### REQUIREMENT:
Retype each entry verbatim. Do not include the images.

─── MATERIAL FOR THIS EXERCISE

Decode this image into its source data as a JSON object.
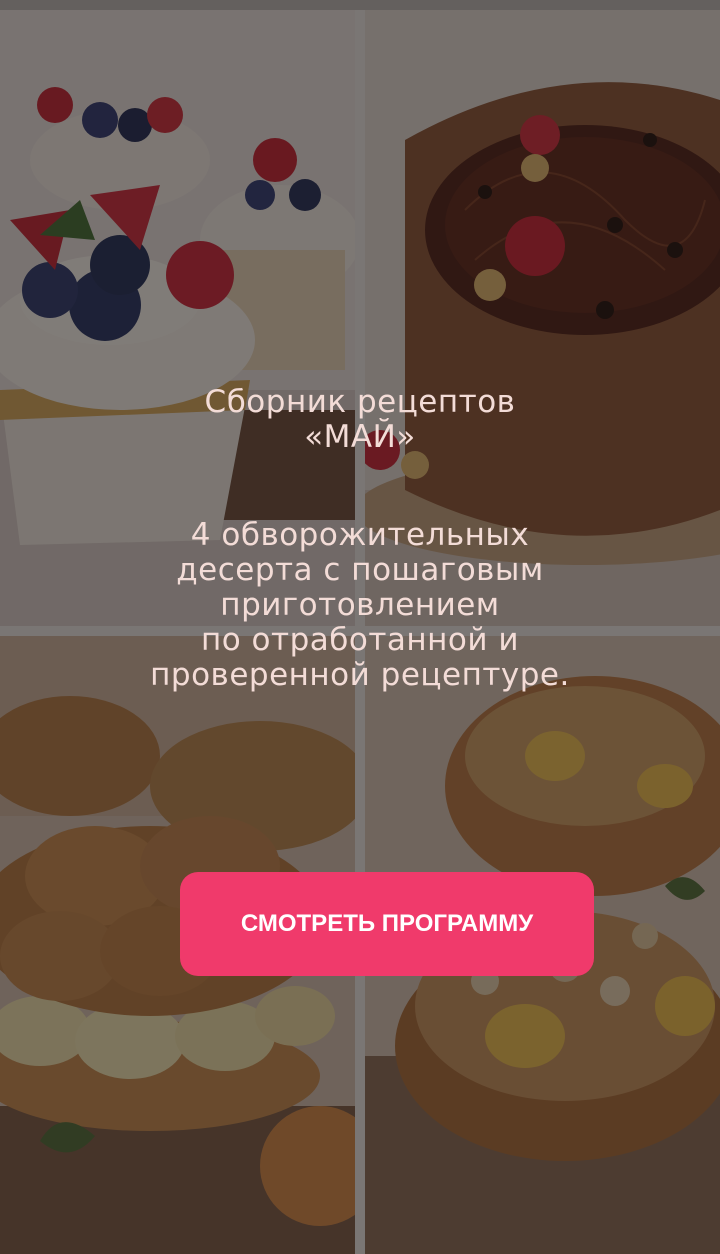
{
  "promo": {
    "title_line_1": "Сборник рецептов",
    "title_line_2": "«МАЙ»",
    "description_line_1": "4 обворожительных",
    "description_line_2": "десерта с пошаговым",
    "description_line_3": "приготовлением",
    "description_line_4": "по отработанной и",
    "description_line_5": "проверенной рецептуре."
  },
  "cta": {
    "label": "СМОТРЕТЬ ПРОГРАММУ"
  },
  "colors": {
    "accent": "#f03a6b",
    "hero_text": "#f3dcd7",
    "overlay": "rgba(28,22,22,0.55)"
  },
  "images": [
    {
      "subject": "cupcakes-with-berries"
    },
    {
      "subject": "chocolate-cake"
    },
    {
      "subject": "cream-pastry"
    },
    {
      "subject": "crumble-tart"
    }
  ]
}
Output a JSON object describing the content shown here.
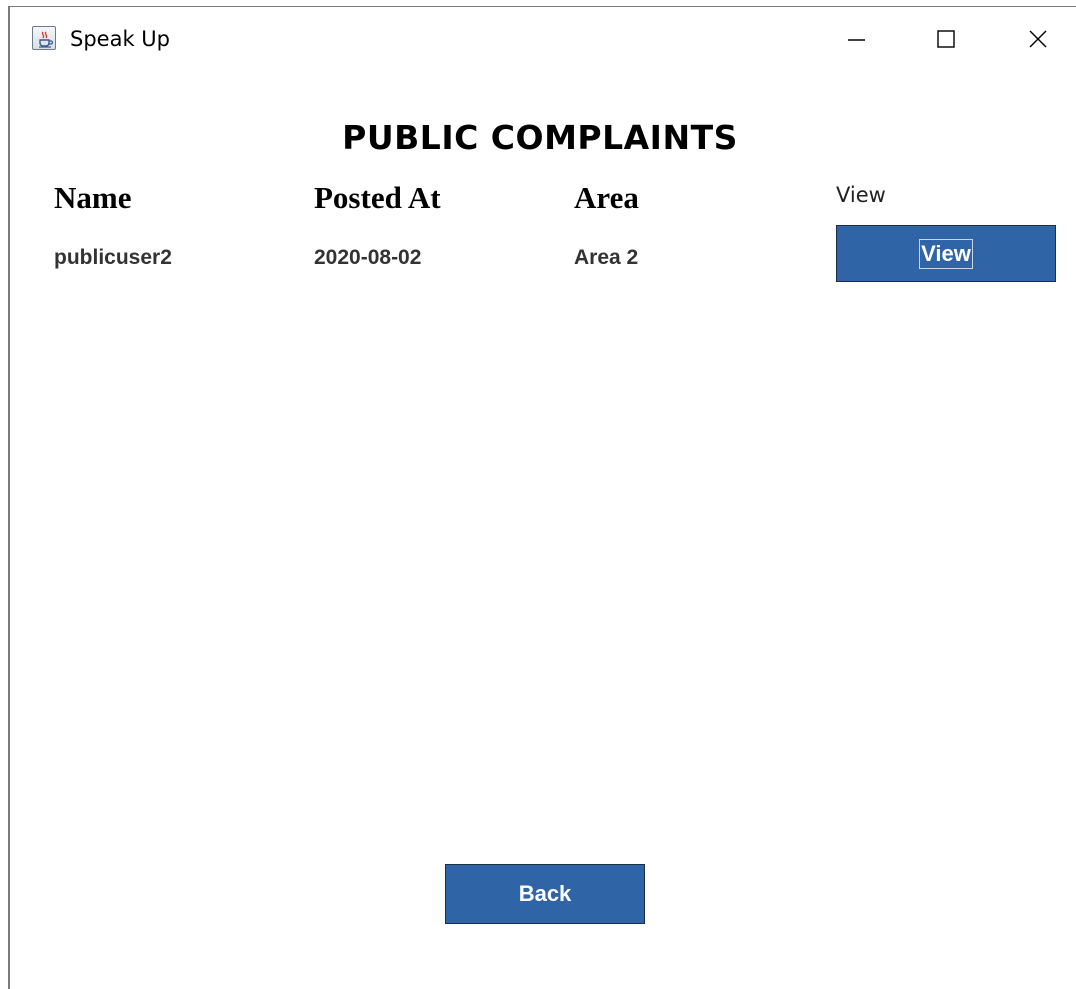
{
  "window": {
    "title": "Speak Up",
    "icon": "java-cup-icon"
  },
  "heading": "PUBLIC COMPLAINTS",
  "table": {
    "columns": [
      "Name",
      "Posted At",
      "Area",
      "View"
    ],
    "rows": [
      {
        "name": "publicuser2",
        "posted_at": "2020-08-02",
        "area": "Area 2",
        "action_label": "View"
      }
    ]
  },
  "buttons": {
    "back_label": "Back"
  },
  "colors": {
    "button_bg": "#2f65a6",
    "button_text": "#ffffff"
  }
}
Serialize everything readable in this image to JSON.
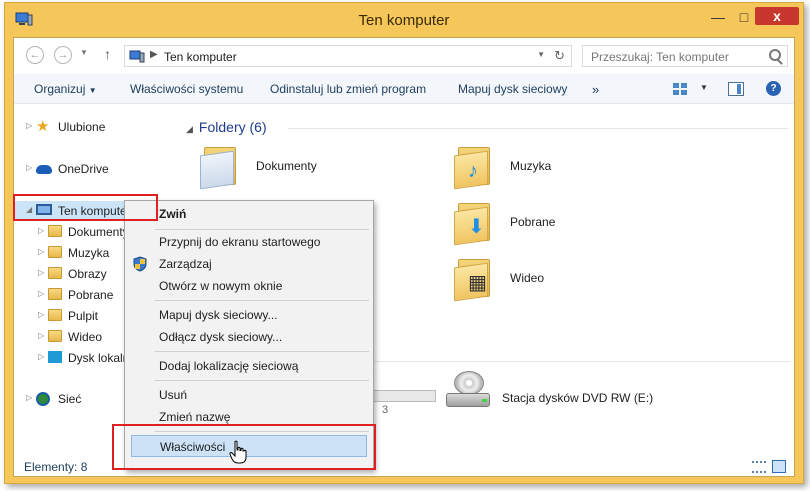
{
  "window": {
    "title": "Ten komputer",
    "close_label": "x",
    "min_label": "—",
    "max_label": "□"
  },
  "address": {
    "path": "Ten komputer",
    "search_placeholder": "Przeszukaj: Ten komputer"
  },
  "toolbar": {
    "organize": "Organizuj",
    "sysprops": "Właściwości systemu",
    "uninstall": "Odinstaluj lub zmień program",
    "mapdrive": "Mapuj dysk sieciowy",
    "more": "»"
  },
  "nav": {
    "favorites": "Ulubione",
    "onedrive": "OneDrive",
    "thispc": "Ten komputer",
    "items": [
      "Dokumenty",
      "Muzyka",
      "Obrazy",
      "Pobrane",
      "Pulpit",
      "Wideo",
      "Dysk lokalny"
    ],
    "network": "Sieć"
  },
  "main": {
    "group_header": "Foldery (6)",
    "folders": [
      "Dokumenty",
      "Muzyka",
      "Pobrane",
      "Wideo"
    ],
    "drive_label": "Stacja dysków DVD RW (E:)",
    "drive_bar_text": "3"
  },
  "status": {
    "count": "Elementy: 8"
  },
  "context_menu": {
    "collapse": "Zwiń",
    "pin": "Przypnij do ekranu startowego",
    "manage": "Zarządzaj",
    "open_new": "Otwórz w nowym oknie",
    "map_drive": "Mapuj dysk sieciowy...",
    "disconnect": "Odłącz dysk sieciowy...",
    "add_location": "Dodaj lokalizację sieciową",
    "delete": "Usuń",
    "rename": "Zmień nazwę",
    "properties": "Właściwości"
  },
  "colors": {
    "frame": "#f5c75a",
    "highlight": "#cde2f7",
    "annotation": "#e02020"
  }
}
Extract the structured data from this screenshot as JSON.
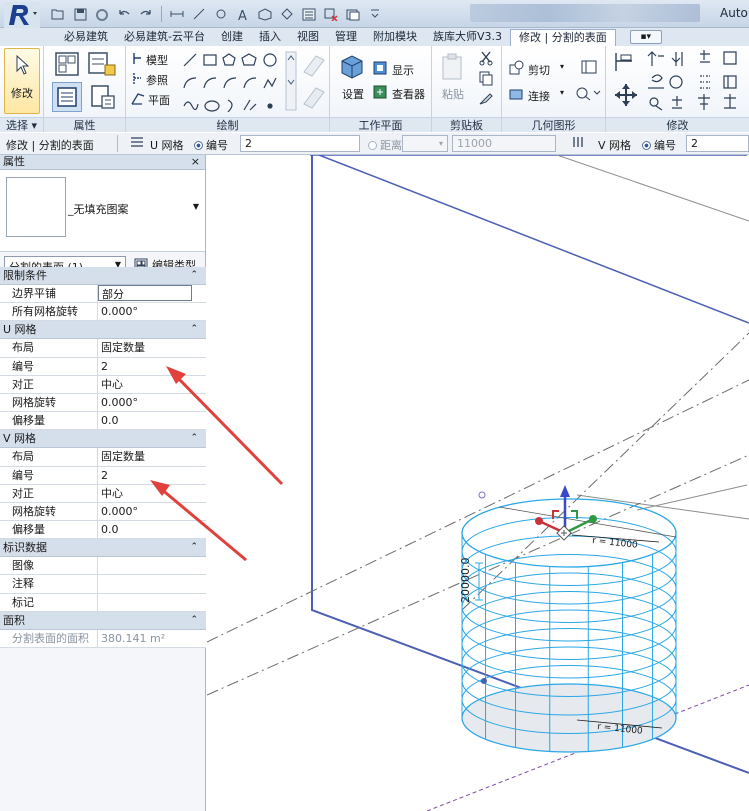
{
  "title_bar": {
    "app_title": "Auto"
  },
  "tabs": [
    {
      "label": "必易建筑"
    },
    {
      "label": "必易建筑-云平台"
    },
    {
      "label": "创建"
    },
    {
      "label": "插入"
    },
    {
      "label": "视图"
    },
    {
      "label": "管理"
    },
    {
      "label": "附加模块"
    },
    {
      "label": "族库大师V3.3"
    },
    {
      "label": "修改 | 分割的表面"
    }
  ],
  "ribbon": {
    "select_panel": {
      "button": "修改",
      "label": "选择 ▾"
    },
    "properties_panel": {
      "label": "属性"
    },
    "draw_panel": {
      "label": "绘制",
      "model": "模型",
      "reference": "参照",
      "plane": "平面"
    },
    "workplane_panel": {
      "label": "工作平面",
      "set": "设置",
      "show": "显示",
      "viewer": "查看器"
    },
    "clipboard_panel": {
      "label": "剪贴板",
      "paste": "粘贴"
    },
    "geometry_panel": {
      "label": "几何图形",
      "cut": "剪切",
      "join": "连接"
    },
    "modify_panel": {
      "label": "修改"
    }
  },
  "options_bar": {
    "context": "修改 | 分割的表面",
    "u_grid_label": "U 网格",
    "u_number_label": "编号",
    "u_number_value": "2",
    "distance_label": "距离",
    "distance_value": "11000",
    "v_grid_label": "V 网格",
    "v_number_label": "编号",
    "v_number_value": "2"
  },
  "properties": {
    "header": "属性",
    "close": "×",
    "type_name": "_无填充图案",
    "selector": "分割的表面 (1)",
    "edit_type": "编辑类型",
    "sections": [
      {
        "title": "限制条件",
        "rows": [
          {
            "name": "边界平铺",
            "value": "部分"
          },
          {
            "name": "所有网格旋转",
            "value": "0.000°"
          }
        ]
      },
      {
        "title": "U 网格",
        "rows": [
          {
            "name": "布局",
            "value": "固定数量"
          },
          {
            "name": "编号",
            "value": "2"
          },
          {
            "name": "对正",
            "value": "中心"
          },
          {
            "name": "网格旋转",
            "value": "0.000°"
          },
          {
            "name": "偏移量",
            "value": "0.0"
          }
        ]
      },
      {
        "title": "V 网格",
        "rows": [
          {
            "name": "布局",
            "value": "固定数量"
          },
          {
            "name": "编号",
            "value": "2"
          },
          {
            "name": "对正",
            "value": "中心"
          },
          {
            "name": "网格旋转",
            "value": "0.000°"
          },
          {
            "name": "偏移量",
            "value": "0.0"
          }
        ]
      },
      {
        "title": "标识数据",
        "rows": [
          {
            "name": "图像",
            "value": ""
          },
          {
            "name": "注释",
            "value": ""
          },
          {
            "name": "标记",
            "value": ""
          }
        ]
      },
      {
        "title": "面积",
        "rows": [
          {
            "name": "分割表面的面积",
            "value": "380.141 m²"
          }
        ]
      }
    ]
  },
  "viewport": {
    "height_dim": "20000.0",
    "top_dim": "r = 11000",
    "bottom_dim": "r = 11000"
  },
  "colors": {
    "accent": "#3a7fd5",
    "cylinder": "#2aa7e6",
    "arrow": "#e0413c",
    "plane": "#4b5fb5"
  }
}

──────

### COMPLETED TASK:
Decode this image into its source data as a JSON object.
{
  "promo": {
    "title_line_1": "Сборник рецептов",
    "title_line_2": "«МАЙ»",
    "description_line_1": "4 обворожительных",
    "description_line_2": "десерта с пошаговым",
    "description_line_3": "приготовлением",
    "description_line_4": "по отработанной и",
    "description_line_5": "проверенной рецептуре."
  },
  "cta": {
    "label": "СМОТРЕТЬ ПРОГРАММУ"
  },
  "colors": {
    "accent": "#f03a6b",
    "hero_text": "#f3dcd7",
    "overlay": "rgba(28,22,22,0.55)"
  },
  "images": [
    {
      "subject": "cupcakes-with-berries"
    },
    {
      "subject": "chocolate-cake"
    },
    {
      "subject": "cream-pastry"
    },
    {
      "subject": "crumble-tart"
    }
  ]
}
Output a JSON object describing the content shown here.
{
  "window": {
    "title": "Speak Up",
    "icon": "java-cup-icon"
  },
  "heading": "PUBLIC COMPLAINTS",
  "table": {
    "columns": [
      "Name",
      "Posted At",
      "Area",
      "View"
    ],
    "rows": [
      {
        "name": "publicuser2",
        "posted_at": "2020-08-02",
        "area": "Area 2",
        "action_label": "View"
      }
    ]
  },
  "buttons": {
    "back_label": "Back"
  },
  "colors": {
    "button_bg": "#2f65a6",
    "button_text": "#ffffff"
  }
}
Serialize everything readable in this image to JSON.
{
  "window": {
    "title": "Ten komputer",
    "close_label": "x",
    "min_label": "—",
    "max_label": "□"
  },
  "address": {
    "path": "Ten komputer",
    "search_placeholder": "Przeszukaj: Ten komputer"
  },
  "toolbar": {
    "organize": "Organizuj",
    "sysprops": "Właściwości systemu",
    "uninstall": "Odinstaluj lub zmień program",
    "mapdrive": "Mapuj dysk sieciowy",
    "more": "»"
  },
  "nav": {
    "favorites": "Ulubione",
    "onedrive": "OneDrive",
    "thispc": "Ten komputer",
    "items": [
      "Dokumenty",
      "Muzyka",
      "Obrazy",
      "Pobrane",
      "Pulpit",
      "Wideo",
      "Dysk lokalny"
    ],
    "network": "Sieć"
  },
  "main": {
    "group_header": "Foldery (6)",
    "folders": [
      "Dokumenty",
      "Muzyka",
      "Pobrane",
      "Wideo"
    ],
    "drive_label": "Stacja dysków DVD RW (E:)",
    "drive_bar_text": "3"
  },
  "status": {
    "count": "Elementy: 8"
  },
  "context_menu": {
    "collapse": "Zwiń",
    "pin": "Przypnij do ekranu startowego",
    "manage": "Zarządzaj",
    "open_new": "Otwórz w nowym oknie",
    "map_drive": "Mapuj dysk sieciowy...",
    "disconnect": "Odłącz dysk sieciowy...",
    "add_location": "Dodaj lokalizację sieciową",
    "delete": "Usuń",
    "rename": "Zmień nazwę",
    "properties": "Właściwości"
  },
  "colors": {
    "frame": "#f5c75a",
    "highlight": "#cde2f7",
    "annotation": "#e02020"
  }
}
Extract the structured data from this screenshot as JSON.
{
  "title_bar": {
    "app_title": "Auto"
  },
  "tabs": [
    {
      "label": "必易建筑"
    },
    {
      "label": "必易建筑-云平台"
    },
    {
      "label": "创建"
    },
    {
      "label": "插入"
    },
    {
      "label": "视图"
    },
    {
      "label": "管理"
    },
    {
      "label": "附加模块"
    },
    {
      "label": "族库大师V3.3"
    },
    {
      "label": "修改 | 分割的表面"
    }
  ],
  "ribbon": {
    "select_panel": {
      "button": "修改",
      "label": "选择 ▾"
    },
    "properties_panel": {
      "label": "属性"
    },
    "draw_panel": {
      "label": "绘制",
      "model": "模型",
      "reference": "参照",
      "plane": "平面"
    },
    "workplane_panel": {
      "label": "工作平面",
      "set": "设置",
      "show": "显示",
      "viewer": "查看器"
    },
    "clipboard_panel": {
      "label": "剪贴板",
      "paste": "粘贴"
    },
    "geometry_panel": {
      "label": "几何图形",
      "cut": "剪切",
      "join": "连接"
    },
    "modify_panel": {
      "label": "修改"
    }
  },
  "options_bar": {
    "context": "修改 | 分割的表面",
    "u_grid_label": "U 网格",
    "u_number_label": "编号",
    "u_number_value": "2",
    "distance_label": "距离",
    "distance_value": "11000",
    "v_grid_label": "V 网格",
    "v_number_label": "编号",
    "v_number_value": "2"
  },
  "properties": {
    "header": "属性",
    "close": "×",
    "type_name": "_无填充图案",
    "selector": "分割的表面 (1)",
    "edit_type": "编辑类型",
    "sections": [
      {
        "title": "限制条件",
        "rows": [
          {
            "name": "边界平铺",
            "value": "部分"
          },
          {
            "name": "所有网格旋转",
            "value": "0.000°"
          }
        ]
      },
      {
        "title": "U 网格",
        "rows": [
          {
            "name": "布局",
            "value": "固定数量"
          },
          {
            "name": "编号",
            "value": "2"
          },
          {
            "name": "对正",
            "value": "中心"
          },
          {
            "name": "网格旋转",
            "value": "0.000°"
          },
          {
            "name": "偏移量",
            "value": "0.0"
          }
        ]
      },
      {
        "title": "V 网格",
        "rows": [
          {
            "name": "布局",
            "value": "固定数量"
          },
          {
            "name": "编号",
            "value": "2"
          },
          {
            "name": "对正",
            "value": "中心"
          },
          {
            "name": "网格旋转",
            "value": "0.000°"
          },
          {
            "name": "偏移量",
            "value": "0.0"
          }
        ]
      },
      {
        "title": "标识数据",
        "rows": [
          {
            "name": "图像",
            "value": ""
          },
          {
            "name": "注释",
            "value": ""
          },
          {
            "name": "标记",
            "value": ""
          }
        ]
      },
      {
        "title": "面积",
        "rows": [
          {
            "name": "分割表面的面积",
            "value": "380.141 m²"
          }
        ]
      }
    ]
  },
  "viewport": {
    "height_dim": "20000.0",
    "top_dim": "r = 11000",
    "bottom_dim": "r = 11000"
  },
  "colors": {
    "accent": "#3a7fd5",
    "cylinder": "#2aa7e6",
    "arrow": "#e0413c",
    "plane": "#4b5fb5"
  }
}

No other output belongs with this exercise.